[Task prompt]
Each record below needs to be set down again exactly.

Dataset rows for apps and sites
####
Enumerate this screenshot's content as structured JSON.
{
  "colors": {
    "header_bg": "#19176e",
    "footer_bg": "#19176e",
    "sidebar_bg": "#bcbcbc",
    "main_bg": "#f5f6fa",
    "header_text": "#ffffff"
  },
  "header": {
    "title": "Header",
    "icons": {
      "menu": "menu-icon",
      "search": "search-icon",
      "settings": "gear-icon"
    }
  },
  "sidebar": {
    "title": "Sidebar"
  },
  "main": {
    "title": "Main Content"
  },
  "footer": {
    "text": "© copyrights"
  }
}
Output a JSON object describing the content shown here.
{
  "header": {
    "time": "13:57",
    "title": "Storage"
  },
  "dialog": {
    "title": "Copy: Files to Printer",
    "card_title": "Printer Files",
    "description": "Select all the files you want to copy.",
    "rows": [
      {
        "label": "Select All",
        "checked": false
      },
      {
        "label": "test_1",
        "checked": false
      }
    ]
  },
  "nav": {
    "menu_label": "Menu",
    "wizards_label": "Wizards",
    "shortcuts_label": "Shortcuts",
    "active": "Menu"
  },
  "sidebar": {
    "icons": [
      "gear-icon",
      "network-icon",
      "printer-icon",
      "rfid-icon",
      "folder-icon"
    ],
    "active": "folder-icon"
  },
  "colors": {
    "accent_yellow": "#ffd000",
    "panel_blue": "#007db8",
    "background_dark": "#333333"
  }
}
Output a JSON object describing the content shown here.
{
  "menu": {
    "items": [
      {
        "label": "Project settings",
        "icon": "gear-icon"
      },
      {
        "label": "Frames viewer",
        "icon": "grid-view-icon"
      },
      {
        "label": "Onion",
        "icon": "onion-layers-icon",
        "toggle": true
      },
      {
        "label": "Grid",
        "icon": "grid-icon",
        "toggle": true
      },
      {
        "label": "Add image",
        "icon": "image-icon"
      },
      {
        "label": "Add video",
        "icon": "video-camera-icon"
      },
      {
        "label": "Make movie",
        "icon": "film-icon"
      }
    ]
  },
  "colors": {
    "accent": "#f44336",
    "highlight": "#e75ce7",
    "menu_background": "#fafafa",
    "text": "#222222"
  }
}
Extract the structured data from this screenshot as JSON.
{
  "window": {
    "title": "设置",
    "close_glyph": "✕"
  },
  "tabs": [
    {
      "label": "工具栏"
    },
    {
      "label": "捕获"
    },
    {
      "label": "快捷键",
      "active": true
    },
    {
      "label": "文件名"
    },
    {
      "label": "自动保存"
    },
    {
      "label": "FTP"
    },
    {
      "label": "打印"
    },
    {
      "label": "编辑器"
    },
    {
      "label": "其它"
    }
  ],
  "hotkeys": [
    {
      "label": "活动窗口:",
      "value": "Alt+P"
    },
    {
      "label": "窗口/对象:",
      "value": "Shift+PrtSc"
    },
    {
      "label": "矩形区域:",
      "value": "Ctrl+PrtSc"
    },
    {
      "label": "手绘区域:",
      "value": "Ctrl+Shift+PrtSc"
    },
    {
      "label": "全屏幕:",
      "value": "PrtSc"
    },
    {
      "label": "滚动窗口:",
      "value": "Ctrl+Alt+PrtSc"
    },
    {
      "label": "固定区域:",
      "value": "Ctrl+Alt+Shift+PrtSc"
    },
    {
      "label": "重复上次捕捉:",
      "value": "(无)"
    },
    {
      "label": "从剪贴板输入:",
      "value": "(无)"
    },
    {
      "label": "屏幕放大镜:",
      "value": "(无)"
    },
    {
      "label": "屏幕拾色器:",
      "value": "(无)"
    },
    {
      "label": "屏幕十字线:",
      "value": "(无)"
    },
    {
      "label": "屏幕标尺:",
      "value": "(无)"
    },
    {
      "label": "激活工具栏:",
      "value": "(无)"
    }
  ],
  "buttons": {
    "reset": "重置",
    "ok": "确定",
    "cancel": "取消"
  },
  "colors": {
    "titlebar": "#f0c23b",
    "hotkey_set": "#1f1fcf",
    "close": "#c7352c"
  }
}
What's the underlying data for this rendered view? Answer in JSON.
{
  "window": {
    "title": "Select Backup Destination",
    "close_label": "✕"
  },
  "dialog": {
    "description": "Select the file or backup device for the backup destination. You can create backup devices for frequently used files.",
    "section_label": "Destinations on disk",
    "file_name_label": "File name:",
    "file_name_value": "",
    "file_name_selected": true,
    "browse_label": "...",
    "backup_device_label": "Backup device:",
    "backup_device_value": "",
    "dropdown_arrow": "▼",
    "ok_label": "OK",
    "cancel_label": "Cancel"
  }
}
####
[Solution to the exercise]
Enumerate this screenshot's content as structured JSON.
{
  "colors": {
    "header_bg": "#19176e",
    "footer_bg": "#19176e",
    "sidebar_bg": "#bcbcbc",
    "main_bg": "#f5f6fa",
    "header_text": "#ffffff"
  },
  "header": {
    "title": "Header",
    "icons": {
      "menu": "menu-icon",
      "search": "search-icon",
      "settings": "gear-icon"
    }
  },
  "sidebar": {
    "title": "Sidebar"
  },
  "main": {
    "title": "Main Content"
  },
  "footer": {
    "text": "© copyrights"
  }
}
Output a JSON object describing the content shown here.
{
  "header": {
    "time": "13:57",
    "title": "Storage"
  },
  "dialog": {
    "title": "Copy: Files to Printer",
    "card_title": "Printer Files",
    "description": "Select all the files you want to copy.",
    "rows": [
      {
        "label": "Select All",
        "checked": false
      },
      {
        "label": "test_1",
        "checked": false
      }
    ]
  },
  "nav": {
    "menu_label": "Menu",
    "wizards_label": "Wizards",
    "shortcuts_label": "Shortcuts",
    "active": "Menu"
  },
  "sidebar": {
    "icons": [
      "gear-icon",
      "network-icon",
      "printer-icon",
      "rfid-icon",
      "folder-icon"
    ],
    "active": "folder-icon"
  },
  "colors": {
    "accent_yellow": "#ffd000",
    "panel_blue": "#007db8",
    "background_dark": "#333333"
  }
}
Output a JSON object describing the content shown here.
{
  "menu": {
    "items": [
      {
        "label": "Project settings",
        "icon": "gear-icon"
      },
      {
        "label": "Frames viewer",
        "icon": "grid-view-icon"
      },
      {
        "label": "Onion",
        "icon": "onion-layers-icon",
        "toggle": true
      },
      {
        "label": "Grid",
        "icon": "grid-icon",
        "toggle": true
      },
      {
        "label": "Add image",
        "icon": "image-icon"
      },
      {
        "label": "Add video",
        "icon": "video-camera-icon"
      },
      {
        "label": "Make movie",
        "icon": "film-icon"
      }
    ]
  },
  "colors": {
    "accent": "#f44336",
    "highlight": "#e75ce7",
    "menu_background": "#fafafa",
    "text": "#222222"
  }
}
Extract the structured data from this screenshot as JSON.
{
  "window": {
    "title": "设置",
    "close_glyph": "✕"
  },
  "tabs": [
    {
      "label": "工具栏"
    },
    {
      "label": "捕获"
    },
    {
      "label": "快捷键",
      "active": true
    },
    {
      "label": "文件名"
    },
    {
      "label": "自动保存"
    },
    {
      "label": "FTP"
    },
    {
      "label": "打印"
    },
    {
      "label": "编辑器"
    },
    {
      "label": "其它"
    }
  ],
  "hotkeys": [
    {
      "label": "活动窗口:",
      "value": "Alt+P"
    },
    {
      "label": "窗口/对象:",
      "value": "Shift+PrtSc"
    },
    {
      "label": "矩形区域:",
      "value": "Ctrl+PrtSc"
    },
    {
      "label": "手绘区域:",
      "value": "Ctrl+Shift+PrtSc"
    },
    {
      "label": "全屏幕:",
      "value": "PrtSc"
    },
    {
      "label": "滚动窗口:",
      "value": "Ctrl+Alt+PrtSc"
    },
    {
      "label": "固定区域:",
      "value": "Ctrl+Alt+Shift+PrtSc"
    },
    {
      "label": "重复上次捕捉:",
      "value": "(无)"
    },
    {
      "label": "从剪贴板输入:",
      "value": "(无)"
    },
    {
      "label": "屏幕放大镜:",
      "value": "(无)"
    },
    {
      "label": "屏幕拾色器:",
      "value": "(无)"
    },
    {
      "label": "屏幕十字线:",
      "value": "(无)"
    },
    {
      "label": "屏幕标尺:",
      "value": "(无)"
    },
    {
      "label": "激活工具栏:",
      "value": "(无)"
    }
  ],
  "buttons": {
    "reset": "重置",
    "ok": "确定",
    "cancel": "取消"
  },
  "colors": {
    "titlebar": "#f0c23b",
    "hotkey_set": "#1f1fcf",
    "close": "#c7352c"
  }
}
What's the underlying data for this rendered view? Answer in JSON.
{
  "window": {
    "title": "Select Backup Destination",
    "close_label": "✕"
  },
  "dialog": {
    "description": "Select the file or backup device for the backup destination. You can create backup devices for frequently used files.",
    "section_label": "Destinations on disk",
    "file_name_label": "File name:",
    "file_name_value": "",
    "file_name_selected": true,
    "browse_label": "...",
    "backup_device_label": "Backup device:",
    "backup_device_value": "",
    "dropdown_arrow": "▼",
    "ok_label": "OK",
    "cancel_label": "Cancel"
  }
}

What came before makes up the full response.